WAYNE:  Beautifully hideous, that’s good.  That suits it.

WOZNIAK:  What are we going to call this beautifully hideous thing?

JOBS:  Somehow I don’t see “beautifully hideous” as an effective selling point.

WOZNIAK:  Depends who you’re selling to.  You’d clean up with Dadaists and deconstructionists.

JOBS:  Yes, because they’re well known for their interest in computers.

WAYNE:  I can’t think of a good name.

WOZNIAK:  Me neither.

JOBS:  Come on, guys.

WOZNIAK:  I’m very good at integral and differential calculus, not naming things.

JOBS:  We need to think this thing differently.  You know, when Gautama sat under the Bodhi tree, he vowed not to rise until achieving enlightenment.  Part of enlightenment is what Buddhists call the concept of “sati” – the awareness to see things for what they are with clear consciousness and being aware of the present reality within oneself, without any craving or aversion.  Gentlemen, we are not moving from this garage until we come up with a name for this product, and I don’t care if we sit here until we are all so old and beautifully hideous that we can’t stand the sight of one another.

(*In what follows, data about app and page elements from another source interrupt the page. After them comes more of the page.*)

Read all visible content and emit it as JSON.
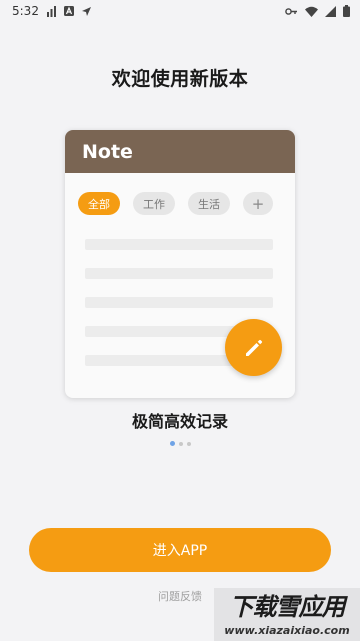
{
  "status_bar": {
    "time": "5:32"
  },
  "welcome": {
    "title": "欢迎使用新版本"
  },
  "preview_card": {
    "header_title": "Note",
    "chips": [
      "全部",
      "工作",
      "生活",
      "+"
    ]
  },
  "feature_caption": "极简高效记录",
  "pager": {
    "page_count": 3,
    "active_index": 0
  },
  "enter_button_label": "进入APP",
  "feedback_link": "问题反馈",
  "watermark": {
    "title": "下载雪应用",
    "url": "www.xiazaixiao.com"
  },
  "colors": {
    "accent": "#f59c12",
    "card_header": "#7a6553",
    "pager_active": "#6fa3e6",
    "background": "#f3f3f5"
  },
  "icons": [
    "signal-bars-icon",
    "notification-a-icon",
    "navigation-arrow-icon",
    "vpn-key-icon",
    "wifi-icon",
    "cell-signal-icon",
    "battery-icon",
    "pencil-icon"
  ]
}
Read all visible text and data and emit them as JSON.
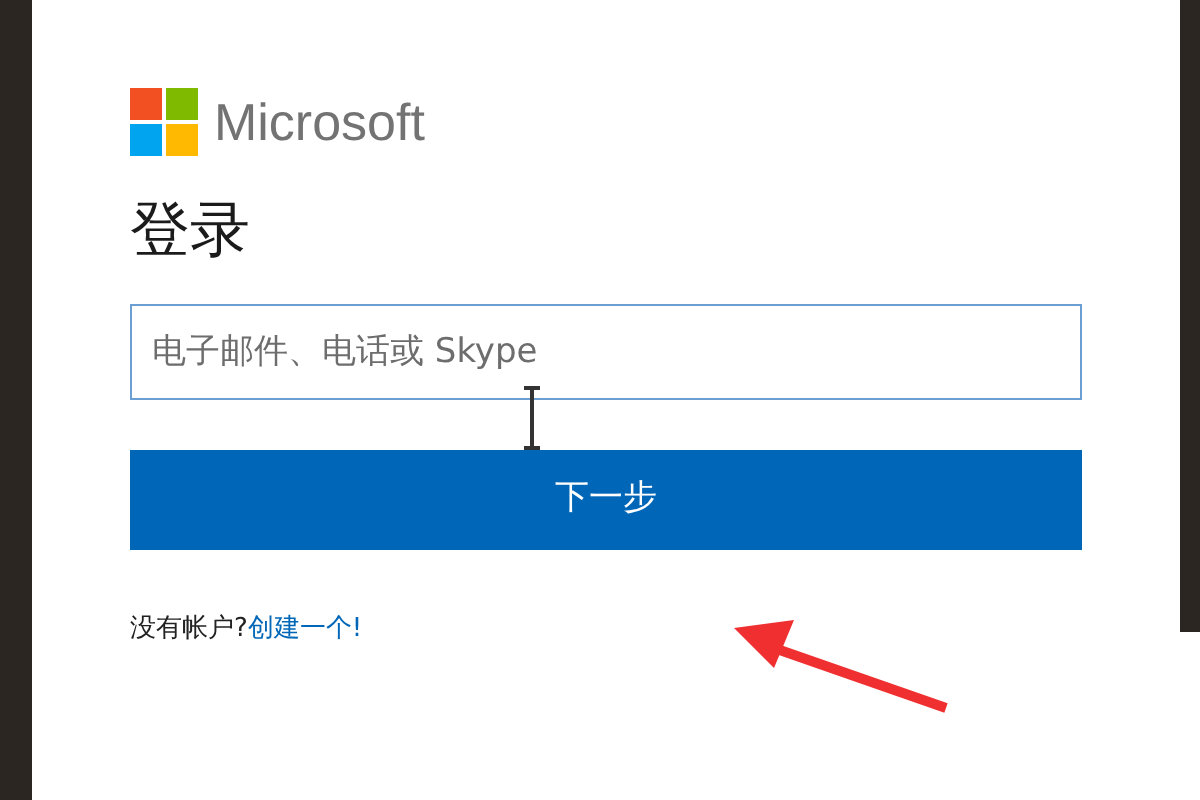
{
  "logo": {
    "text": "Microsoft"
  },
  "heading": "登录",
  "email_field": {
    "placeholder": "电子邮件、电话或 Skype"
  },
  "next_button": {
    "label": "下一步"
  },
  "signup": {
    "text": "没有帐户?",
    "link": "创建一个!"
  }
}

WAYNE:  The tree.

JOBS:  Pardon?

WAYNE:  The Bodhi tree.  What kind of tree was it?

JOBS:  A fig tree.

WOZNIAK:  “Fig Computers”?

JOBS:  No, something more primal.  Something indicative of beginnings.  Genesis.  Garden of Eden.  The fruit… the fruit of knowledge.  Apple.

WOZNIAK:  “Apple Computers.”

JOBS:  Apple Computers.

No one speaks for a moment.

WAYNE:  It’s ugly.

WOZNIAK:  Pretty ugly.  Beautifully hideous.

JOBS:  We’ll go with that then.

Not coming to theaters anytime soon…

Fun with words: If Aaron Sorkin wrote Star Trek: The Next Generation

Plenty of room for a pedeconference.

For those weary of the blatant Sorkin-worship on this blog, I promise this will be the last of him for a little while.  But as he often does, he has inspired me to try my hand at something a little offbeat today.  I would never claim to be half the wordsmith he is, but Sorkin does have a particular style that can be mimicked by us lesser mortals who have studied his works a little too obsessively.  Behold then, for your amusement, Star Trek:  The Next Generation as written by Aaron Sorkin.  Hope you dig.  (Sorry about the pdf, but script format doesn’t seem to want to play well here.  And oh yeah, characters copyright Paramount Pictures, no infringement intended, purposes of parody, so on and so forth.)

Aaron Sorkin’s Star Trek: The Next Generation

Yes, as William Shatner would say, I need to get a life.